There are hundreds of wine glasses available on the market. Although wine glasses do make a difference, I would rather invest my money in actual wine or wine storage than in fancy and expensive wine glasses.

I recommend you only invest in one good set of wine glasses. The classic red Bordeaux wine glass is the best multi-purpose glass and can be used both for red as well as white wines. This glass has a large glass bowl that is tapered at the top to trap the complex character of the wine aromas. See photo below.

Wine Glass

Do I need a wine cellar?

In general 95% of wines do not improve with age; for most consumers a wine cellar is not necessary as long as you drink your few bottles of wine within a year or so. I suggest you store them in the coolest part of your home–preferably a place that’s dark–with a constant temperature, and vibration free.
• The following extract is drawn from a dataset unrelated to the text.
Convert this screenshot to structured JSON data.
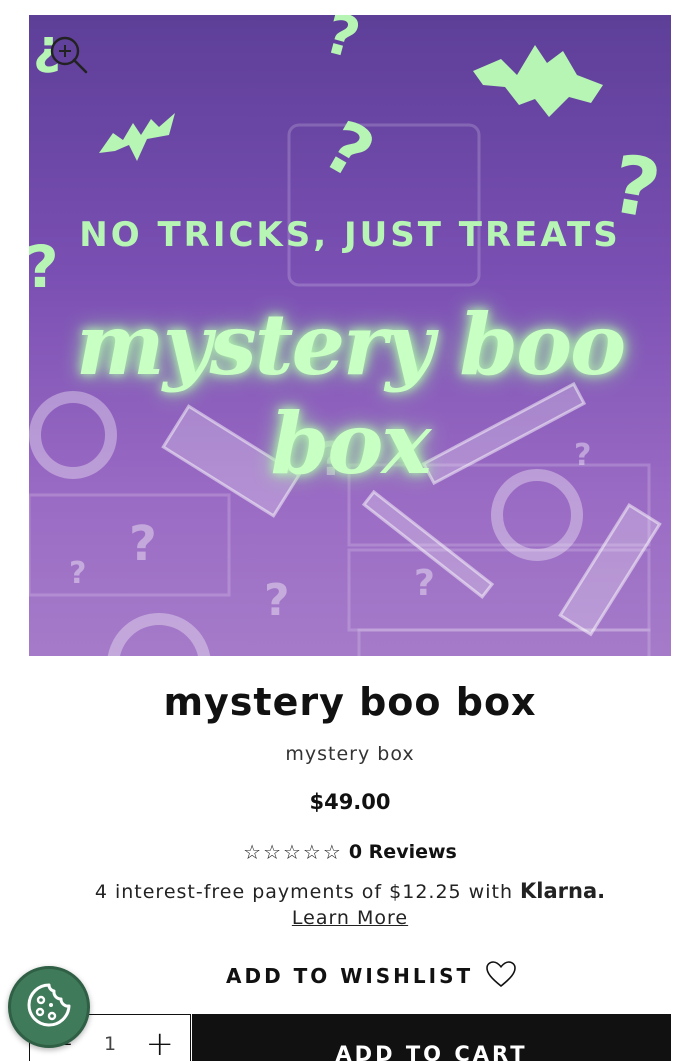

The kitchen is the worst area to store wine unless you have a wine cellar/refrigerator.

If you are going to purchase some good ageable wines, then I definitely recommend you invest in a wine cellar. After all if you purchase some nice wines in the $40-100 range, don’t you want to properly store them and drink them in their best possible condition? The ideal temperature to store wines is between 55ºF and 58ºF (13ºC–15ºC). However, any temperature between 40º–65ºF (5º–18ºC) will suffice as long as it remains constant.

If you own a house, the least expensive option is to build a small closet in your basement away from your furnace, and purchase some inexpensive wine racks. I also recommend you purchase a thermometer to monitor the cellar temperature in the dead of winter and at the peak of summer. Be sure the temperature doesn’t go below 40°F (5°C) or above 65°F (18°C). If it does, make sure it’s only for a few days.

If you live in an apartment or condo, I recommend you purchase a portable wine cellar. These are basically fancy temperature-controlled refrigerators. There are expensive units that cost thousands of dollars, but you can find good units in the $250-300 dollar range that can hold 20-30 bottles. Do some research online and shop around for the best deal locally. I don’t recommend you actually purchase a wine cellar online unless the manufacturer can service it locally.

Wine Rack

Impress your friends with these 10 wine facts

  1. You can make white wine out of red grapes but not vice-versa.
  2. Thomas Jefferson was an avid wine lover and noted gourmet.
  3. When Vesuvius buried Pompeii in 79AD it also buried more than 200 wine bars.
  4. Each of the 50 states has a winery.
  5. The grapes we eat are from the Vitis Lambrusca species while the grapes we use to make wine are from the Vitis Vinifera species.
  6. 1 grape cluster = approximately 1 glass of wine.
  7. In King Tut’s Egypt (around 1300 BC), the commoners drank beer and the upper class drank wine.
  8. Dom Perignon was a Benedictine Abbey and he was blind.
  9. The Greeks used to add spices, honey, drinking water and sometimes even sea water to their wine.
  10. The US imports more wine from Italy than from any other country.